Last night, after nearly seven hours of debate, the Cyber Intelligence Sharing and Protection Act (CISPA) passed the House of Representatives by a vote of 248-168. CISPA is intended to protect websites and the government from hackers by giving internet companies the authority to reveal users’ confidential records without facing legal action. The bill also allows the government to share classified information with companies to help protect computer networks to improve the government’s and private companies’ ability to share information about possible security threats from China and other countries. But opponents have critiqued the bill as being too broad and vague about what it would regulate as a cybersecurity threat and for infringing too much on privacy.
CISPA still has to pass the Senate; as of yet, there is not a corresponding bill. The Senate is working on a bipartisan bill that instead calls for the secretary of the Department of Homeland Security to create regulations that would protect “critical infrastructure” such as the “electric power grid, water and sewer systems, transportation hubs and financial service networks,” says the New York Times.
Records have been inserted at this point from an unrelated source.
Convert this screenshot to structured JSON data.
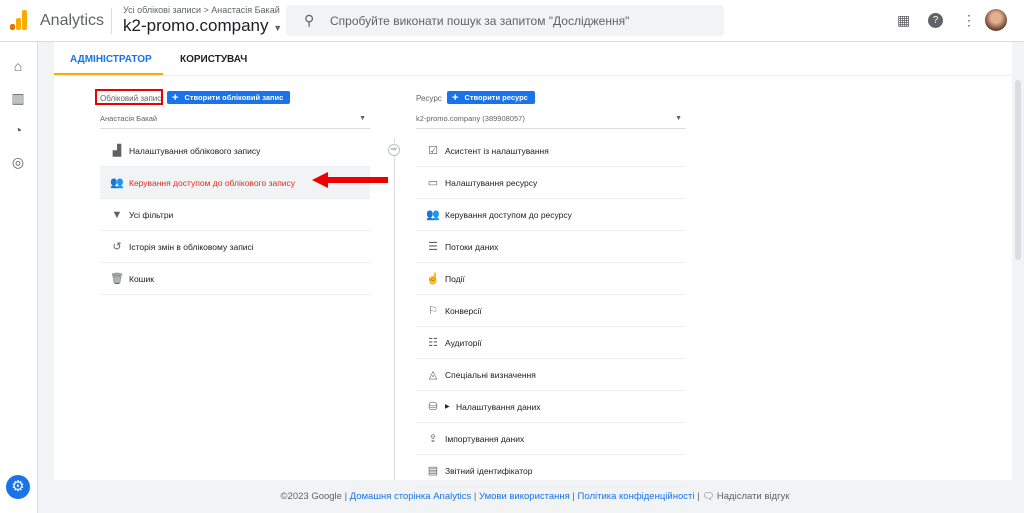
{
  "header": {
    "app_name": "Analytics",
    "breadcrumb": "Усі облікові записи > Анастасія Бакай",
    "account": "k2-promo.company",
    "search_placeholder": "Спробуйте виконати пошук за запитом \"Дослідження\""
  },
  "tabs": [
    {
      "label": "АДМІНІСТРАТОР",
      "active": true
    },
    {
      "label": "КОРИСТУВАЧ",
      "active": false
    }
  ],
  "account_col": {
    "heading": "Обліковий запис",
    "create_label": "Створити обліковий запис",
    "selected": "Анастасія Бакай",
    "items": [
      {
        "label": "Налаштування облікового запису",
        "icon": "building-icon"
      },
      {
        "label": "Керування доступом до облікового запису",
        "icon": "people-icon",
        "highlighted": true
      },
      {
        "label": "Усі фільтри",
        "icon": "filter-icon"
      },
      {
        "label": "Історія змін в обліковому записі",
        "icon": "history-icon"
      },
      {
        "label": "Кошик",
        "icon": "trash-icon"
      }
    ]
  },
  "property_col": {
    "heading": "Ресурс",
    "create_label": "Створити ресурс",
    "selected": "k2-promo.company (389908057)",
    "items": [
      {
        "label": "Асистент із налаштування",
        "icon": "checkbox-icon"
      },
      {
        "label": "Налаштування ресурсу",
        "icon": "window-icon"
      },
      {
        "label": "Керування доступом до ресурсу",
        "icon": "people-icon"
      },
      {
        "label": "Потоки даних",
        "icon": "streams-icon"
      },
      {
        "label": "Події",
        "icon": "touch-icon"
      },
      {
        "label": "Конверсії",
        "icon": "flag-icon"
      },
      {
        "label": "Аудиторії",
        "icon": "audience-icon"
      },
      {
        "label": "Спеціальні визначення",
        "icon": "shapes-icon"
      },
      {
        "label": "Налаштування даних",
        "icon": "database-icon"
      },
      {
        "label": "Імпортування даних",
        "icon": "upload-icon"
      },
      {
        "label": "Звітний ідентифікатор",
        "icon": "id-icon"
      }
    ]
  },
  "footer": {
    "copyright": "©2023 Google |",
    "home": "Домашня сторінка Analytics",
    "terms": "Умови використання",
    "privacy": "Політика конфіденційності",
    "feedback": "Надіслати відгук"
  },
  "colors": {
    "accent": "#1a73e8",
    "highlight": "#d93025",
    "tab_underline": "#f9ab00"
  }
}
On Wednesday, the Office of Management and Budget had said that it recommended a presidential veto on CISPA.